START Dataset extract
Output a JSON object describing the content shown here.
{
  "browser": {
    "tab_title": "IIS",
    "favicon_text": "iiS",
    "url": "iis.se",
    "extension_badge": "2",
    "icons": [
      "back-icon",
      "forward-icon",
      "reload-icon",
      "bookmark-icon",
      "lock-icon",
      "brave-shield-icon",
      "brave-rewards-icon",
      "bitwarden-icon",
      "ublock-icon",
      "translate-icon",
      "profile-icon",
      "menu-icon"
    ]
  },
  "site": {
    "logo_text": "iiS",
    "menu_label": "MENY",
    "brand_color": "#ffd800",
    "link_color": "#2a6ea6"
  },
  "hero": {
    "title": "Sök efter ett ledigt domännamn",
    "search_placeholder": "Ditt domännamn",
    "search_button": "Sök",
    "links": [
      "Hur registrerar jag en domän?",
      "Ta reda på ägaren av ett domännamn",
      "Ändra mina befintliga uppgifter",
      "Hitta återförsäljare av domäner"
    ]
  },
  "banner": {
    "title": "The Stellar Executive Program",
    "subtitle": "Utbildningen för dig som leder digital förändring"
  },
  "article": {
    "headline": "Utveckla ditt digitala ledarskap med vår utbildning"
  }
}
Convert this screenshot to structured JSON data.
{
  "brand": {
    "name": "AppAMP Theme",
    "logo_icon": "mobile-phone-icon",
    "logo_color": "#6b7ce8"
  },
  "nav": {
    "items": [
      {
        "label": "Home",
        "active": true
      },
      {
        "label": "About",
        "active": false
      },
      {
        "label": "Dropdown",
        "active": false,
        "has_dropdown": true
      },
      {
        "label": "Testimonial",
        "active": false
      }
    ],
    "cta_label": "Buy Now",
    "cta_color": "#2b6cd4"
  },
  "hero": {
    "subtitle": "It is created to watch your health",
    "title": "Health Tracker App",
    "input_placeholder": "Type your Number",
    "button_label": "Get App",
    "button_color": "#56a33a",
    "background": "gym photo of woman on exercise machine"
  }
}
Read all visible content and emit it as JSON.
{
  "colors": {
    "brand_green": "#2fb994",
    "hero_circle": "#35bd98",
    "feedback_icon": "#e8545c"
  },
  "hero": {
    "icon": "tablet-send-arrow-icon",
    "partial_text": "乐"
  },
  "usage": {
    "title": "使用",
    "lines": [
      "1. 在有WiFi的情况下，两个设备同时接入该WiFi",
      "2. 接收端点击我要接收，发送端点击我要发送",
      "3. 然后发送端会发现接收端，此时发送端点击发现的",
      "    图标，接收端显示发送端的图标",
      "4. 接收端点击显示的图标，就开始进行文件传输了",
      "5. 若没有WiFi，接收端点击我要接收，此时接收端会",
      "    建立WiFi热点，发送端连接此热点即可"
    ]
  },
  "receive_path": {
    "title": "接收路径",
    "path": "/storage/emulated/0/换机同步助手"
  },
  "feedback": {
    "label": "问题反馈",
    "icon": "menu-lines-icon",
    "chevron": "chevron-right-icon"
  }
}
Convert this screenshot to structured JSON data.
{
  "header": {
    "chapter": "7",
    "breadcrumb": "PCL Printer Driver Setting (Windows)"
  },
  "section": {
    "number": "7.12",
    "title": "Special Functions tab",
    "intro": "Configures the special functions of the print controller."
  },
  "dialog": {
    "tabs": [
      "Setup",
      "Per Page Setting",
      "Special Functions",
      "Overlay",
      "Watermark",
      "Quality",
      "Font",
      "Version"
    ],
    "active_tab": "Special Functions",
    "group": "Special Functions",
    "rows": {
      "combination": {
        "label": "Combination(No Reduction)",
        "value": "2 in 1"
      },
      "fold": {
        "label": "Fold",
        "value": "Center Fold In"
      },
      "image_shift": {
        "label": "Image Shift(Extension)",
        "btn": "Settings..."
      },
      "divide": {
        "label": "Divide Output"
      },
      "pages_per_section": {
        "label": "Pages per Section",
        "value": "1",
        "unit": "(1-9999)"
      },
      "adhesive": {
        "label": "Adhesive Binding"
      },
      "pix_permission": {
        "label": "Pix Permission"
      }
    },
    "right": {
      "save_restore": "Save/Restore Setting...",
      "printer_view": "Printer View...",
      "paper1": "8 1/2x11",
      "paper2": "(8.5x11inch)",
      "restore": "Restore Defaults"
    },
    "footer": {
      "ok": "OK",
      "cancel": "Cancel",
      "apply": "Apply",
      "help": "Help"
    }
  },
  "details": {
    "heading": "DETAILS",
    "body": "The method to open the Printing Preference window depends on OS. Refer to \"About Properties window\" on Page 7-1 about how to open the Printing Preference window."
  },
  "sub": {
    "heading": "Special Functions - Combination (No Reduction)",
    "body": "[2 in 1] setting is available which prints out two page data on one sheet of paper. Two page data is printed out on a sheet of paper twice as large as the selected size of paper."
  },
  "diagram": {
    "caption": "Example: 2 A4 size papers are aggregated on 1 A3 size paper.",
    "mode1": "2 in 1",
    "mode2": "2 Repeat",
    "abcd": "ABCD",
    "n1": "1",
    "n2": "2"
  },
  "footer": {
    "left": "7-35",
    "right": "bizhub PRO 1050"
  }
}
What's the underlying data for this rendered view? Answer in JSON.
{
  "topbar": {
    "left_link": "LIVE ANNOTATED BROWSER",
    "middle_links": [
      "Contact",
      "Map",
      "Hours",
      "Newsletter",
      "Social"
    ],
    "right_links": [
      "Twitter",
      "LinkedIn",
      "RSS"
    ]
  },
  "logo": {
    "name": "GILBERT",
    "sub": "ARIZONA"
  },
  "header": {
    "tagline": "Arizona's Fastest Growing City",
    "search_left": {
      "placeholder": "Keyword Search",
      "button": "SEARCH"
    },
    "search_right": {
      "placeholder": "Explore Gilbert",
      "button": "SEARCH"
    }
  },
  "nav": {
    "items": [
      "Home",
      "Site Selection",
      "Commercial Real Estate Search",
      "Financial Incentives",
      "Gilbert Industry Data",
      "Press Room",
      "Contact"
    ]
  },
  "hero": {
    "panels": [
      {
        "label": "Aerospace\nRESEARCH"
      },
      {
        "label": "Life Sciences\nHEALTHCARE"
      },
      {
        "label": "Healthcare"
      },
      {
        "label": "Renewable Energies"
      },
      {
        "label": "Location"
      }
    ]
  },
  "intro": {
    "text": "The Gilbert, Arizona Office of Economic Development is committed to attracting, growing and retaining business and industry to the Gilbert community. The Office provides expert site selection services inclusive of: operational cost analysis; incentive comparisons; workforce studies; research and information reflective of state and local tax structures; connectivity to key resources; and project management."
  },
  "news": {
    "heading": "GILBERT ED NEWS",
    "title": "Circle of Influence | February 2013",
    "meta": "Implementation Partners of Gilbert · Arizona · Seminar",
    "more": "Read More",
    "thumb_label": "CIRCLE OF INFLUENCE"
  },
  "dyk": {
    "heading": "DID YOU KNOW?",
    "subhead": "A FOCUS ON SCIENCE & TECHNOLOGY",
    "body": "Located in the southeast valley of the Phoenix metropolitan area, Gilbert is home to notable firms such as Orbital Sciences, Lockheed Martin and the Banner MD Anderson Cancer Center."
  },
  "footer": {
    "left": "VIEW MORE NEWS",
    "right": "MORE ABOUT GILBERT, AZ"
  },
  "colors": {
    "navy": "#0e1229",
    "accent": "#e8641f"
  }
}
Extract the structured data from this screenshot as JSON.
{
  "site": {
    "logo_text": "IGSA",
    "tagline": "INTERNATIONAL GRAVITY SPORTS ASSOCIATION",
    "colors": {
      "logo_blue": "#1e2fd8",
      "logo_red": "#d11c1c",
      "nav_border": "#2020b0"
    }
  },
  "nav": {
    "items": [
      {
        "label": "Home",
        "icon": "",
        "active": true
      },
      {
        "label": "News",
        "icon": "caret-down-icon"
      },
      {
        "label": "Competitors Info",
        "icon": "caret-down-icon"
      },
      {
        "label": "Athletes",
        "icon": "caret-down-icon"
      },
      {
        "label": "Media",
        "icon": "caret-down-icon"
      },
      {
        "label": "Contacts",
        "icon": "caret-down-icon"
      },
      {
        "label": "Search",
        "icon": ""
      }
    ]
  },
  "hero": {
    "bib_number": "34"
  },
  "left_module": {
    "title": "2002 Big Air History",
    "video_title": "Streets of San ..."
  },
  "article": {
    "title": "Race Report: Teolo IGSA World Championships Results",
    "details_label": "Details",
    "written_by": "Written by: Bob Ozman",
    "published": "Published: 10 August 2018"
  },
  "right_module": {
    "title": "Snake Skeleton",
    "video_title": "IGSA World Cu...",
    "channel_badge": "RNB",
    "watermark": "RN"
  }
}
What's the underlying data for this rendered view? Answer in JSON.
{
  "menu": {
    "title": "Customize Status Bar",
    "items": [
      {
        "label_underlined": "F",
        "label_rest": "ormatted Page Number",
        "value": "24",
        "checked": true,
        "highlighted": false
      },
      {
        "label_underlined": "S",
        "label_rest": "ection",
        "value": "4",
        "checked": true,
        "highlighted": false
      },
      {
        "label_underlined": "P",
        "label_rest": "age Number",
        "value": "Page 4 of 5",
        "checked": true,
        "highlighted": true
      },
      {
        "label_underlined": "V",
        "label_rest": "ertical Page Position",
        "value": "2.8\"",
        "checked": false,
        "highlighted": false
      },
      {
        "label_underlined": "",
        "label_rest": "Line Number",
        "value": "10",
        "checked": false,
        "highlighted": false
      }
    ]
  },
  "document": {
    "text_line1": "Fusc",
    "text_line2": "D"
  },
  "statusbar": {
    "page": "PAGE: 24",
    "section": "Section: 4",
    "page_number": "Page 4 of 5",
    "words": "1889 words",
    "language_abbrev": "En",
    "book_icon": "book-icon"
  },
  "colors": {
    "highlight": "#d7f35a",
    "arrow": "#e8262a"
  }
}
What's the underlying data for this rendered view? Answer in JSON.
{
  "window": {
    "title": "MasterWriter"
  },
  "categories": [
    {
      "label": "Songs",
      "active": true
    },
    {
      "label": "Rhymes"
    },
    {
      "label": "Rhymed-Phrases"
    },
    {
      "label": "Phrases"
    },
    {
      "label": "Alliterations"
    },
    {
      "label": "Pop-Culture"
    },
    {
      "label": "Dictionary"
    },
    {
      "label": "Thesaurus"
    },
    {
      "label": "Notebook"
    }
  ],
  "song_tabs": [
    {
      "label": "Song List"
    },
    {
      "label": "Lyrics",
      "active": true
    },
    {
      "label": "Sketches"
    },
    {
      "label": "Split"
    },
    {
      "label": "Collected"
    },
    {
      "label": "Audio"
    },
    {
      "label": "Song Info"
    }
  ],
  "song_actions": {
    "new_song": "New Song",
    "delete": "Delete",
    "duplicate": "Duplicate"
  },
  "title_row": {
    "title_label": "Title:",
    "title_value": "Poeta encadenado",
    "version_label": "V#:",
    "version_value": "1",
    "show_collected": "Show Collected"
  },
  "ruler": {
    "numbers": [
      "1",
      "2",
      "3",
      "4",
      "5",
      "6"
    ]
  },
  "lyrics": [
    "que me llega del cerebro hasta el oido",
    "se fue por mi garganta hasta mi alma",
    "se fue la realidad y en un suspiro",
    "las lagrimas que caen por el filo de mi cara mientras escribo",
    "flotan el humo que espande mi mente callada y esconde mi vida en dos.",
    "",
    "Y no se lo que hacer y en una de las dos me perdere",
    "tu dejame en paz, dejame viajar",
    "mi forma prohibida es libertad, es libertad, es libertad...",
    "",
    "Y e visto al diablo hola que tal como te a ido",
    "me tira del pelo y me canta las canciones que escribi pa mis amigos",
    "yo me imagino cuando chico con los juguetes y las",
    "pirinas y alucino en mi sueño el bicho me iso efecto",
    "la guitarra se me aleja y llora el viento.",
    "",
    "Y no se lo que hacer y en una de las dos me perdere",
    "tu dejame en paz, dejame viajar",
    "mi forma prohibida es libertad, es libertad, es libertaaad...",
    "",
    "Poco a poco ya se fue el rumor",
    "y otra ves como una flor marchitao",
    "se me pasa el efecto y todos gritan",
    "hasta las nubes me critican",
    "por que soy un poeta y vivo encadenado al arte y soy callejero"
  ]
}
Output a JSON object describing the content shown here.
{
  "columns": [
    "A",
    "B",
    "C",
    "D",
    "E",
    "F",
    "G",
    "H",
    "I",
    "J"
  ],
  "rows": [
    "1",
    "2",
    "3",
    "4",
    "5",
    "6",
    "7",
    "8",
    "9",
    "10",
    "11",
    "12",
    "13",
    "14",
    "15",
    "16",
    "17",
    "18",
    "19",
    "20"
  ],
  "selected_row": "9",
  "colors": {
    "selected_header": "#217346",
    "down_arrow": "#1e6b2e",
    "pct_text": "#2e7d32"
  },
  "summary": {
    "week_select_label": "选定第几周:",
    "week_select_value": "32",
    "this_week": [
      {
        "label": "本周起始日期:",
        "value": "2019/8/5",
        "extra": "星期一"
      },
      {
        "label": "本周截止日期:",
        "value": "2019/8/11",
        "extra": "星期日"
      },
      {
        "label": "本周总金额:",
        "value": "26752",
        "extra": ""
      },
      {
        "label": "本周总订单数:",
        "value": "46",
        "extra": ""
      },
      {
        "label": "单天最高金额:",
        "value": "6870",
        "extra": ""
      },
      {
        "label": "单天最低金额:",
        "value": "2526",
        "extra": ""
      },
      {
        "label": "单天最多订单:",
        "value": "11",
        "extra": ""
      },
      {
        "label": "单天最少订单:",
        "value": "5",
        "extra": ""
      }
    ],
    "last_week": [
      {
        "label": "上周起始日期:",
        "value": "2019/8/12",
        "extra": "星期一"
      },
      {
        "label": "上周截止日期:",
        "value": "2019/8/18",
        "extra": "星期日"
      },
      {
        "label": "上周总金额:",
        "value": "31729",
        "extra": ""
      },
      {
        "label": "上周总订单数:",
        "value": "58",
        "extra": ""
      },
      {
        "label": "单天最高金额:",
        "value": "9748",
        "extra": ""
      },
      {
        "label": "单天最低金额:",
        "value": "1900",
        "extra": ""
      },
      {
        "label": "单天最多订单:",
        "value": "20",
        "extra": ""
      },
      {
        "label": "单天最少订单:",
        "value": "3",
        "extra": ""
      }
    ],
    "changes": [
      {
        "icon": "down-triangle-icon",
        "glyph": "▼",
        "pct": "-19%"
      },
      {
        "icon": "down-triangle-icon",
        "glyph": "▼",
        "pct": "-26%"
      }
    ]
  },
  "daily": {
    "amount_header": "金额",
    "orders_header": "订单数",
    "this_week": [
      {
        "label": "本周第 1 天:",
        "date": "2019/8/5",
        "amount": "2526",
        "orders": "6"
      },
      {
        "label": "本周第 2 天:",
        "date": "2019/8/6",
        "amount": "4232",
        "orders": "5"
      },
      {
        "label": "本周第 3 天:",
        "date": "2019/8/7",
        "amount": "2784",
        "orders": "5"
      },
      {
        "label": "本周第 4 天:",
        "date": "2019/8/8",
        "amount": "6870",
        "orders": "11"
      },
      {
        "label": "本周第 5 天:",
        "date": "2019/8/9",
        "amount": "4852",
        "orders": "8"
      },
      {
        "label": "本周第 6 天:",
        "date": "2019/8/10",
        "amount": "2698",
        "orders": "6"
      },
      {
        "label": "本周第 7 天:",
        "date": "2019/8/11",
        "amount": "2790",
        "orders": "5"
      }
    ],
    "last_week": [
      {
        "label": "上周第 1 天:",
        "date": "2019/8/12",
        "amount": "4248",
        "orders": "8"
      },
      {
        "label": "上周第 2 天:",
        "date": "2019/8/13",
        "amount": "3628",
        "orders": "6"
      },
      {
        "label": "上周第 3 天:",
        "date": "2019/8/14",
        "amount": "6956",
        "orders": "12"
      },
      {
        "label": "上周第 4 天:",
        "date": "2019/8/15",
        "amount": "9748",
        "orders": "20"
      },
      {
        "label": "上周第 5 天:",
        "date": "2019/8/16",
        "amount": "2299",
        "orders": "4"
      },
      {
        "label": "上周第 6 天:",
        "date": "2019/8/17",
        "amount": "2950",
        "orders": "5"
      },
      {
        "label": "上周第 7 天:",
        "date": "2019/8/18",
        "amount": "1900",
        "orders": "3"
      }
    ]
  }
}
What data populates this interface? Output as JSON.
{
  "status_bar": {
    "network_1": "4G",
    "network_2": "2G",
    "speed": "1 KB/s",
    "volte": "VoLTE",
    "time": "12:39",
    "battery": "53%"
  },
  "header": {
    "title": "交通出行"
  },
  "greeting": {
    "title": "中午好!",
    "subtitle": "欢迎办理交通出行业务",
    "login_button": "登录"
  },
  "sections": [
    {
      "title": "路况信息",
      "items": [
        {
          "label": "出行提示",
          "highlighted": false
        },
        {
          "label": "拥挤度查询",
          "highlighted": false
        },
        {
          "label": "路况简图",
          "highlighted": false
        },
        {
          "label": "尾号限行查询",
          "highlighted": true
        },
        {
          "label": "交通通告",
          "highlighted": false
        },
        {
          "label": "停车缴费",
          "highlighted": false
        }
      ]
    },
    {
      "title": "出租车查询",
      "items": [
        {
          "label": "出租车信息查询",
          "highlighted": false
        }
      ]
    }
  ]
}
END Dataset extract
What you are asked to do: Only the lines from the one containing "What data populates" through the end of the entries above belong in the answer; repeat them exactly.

Answer box:
What data populates this interface? Output as JSON.
{
  "status_bar": {
    "network_1": "4G",
    "network_2": "2G",
    "speed": "1 KB/s",
    "volte": "VoLTE",
    "time": "12:39",
    "battery": "53%"
  },
  "header": {
    "title": "交通出行"
  },
  "greeting": {
    "title": "中午好!",
    "subtitle": "欢迎办理交通出行业务",
    "login_button": "登录"
  },
  "sections": [
    {
      "title": "路况信息",
      "items": [
        {
          "label": "出行提示",
          "highlighted": false
        },
        {
          "label": "拥挤度查询",
          "highlighted": false
        },
        {
          "label": "路况简图",
          "highlighted": false
        },
        {
          "label": "尾号限行查询",
          "highlighted": true
        },
        {
          "label": "交通通告",
          "highlighted": false
        },
        {
          "label": "停车缴费",
          "highlighted": false
        }
      ]
    },
    {
      "title": "出租车查询",
      "items": [
        {
          "label": "出租车信息查询",
          "highlighted": false
        }
      ]
    }
  ]
}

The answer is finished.